(Items from an interface collection)
════════════════
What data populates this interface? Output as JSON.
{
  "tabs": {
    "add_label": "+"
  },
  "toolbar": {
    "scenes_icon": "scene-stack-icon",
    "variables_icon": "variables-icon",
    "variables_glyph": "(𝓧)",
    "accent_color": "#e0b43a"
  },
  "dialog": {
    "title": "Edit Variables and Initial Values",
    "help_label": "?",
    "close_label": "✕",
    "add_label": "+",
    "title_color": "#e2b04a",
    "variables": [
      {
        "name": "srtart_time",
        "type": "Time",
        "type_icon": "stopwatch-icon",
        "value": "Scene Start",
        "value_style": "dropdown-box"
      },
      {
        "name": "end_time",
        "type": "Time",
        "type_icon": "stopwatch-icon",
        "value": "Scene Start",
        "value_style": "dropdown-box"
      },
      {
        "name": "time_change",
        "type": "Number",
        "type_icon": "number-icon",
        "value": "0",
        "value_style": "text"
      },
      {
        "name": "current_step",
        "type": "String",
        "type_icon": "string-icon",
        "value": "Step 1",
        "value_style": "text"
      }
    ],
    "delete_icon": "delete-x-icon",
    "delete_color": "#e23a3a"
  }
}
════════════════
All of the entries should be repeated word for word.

Completed task ->
What data populates this interface? Output as JSON.
{
  "tabs": {
    "add_label": "+"
  },
  "toolbar": {
    "scenes_icon": "scene-stack-icon",
    "variables_icon": "variables-icon",
    "variables_glyph": "(𝓧)",
    "accent_color": "#e0b43a"
  },
  "dialog": {
    "title": "Edit Variables and Initial Values",
    "help_label": "?",
    "close_label": "✕",
    "add_label": "+",
    "title_color": "#e2b04a",
    "variables": [
      {
        "name": "srtart_time",
        "type": "Time",
        "type_icon": "stopwatch-icon",
        "value": "Scene Start",
        "value_style": "dropdown-box"
      },
      {
        "name": "end_time",
        "type": "Time",
        "type_icon": "stopwatch-icon",
        "value": "Scene Start",
        "value_style": "dropdown-box"
      },
      {
        "name": "time_change",
        "type": "Number",
        "type_icon": "number-icon",
        "value": "0",
        "value_style": "text"
      },
      {
        "name": "current_step",
        "type": "String",
        "type_icon": "string-icon",
        "value": "Step 1",
        "value_style": "text"
      }
    ],
    "delete_icon": "delete-x-icon",
    "delete_color": "#e23a3a"
  }
}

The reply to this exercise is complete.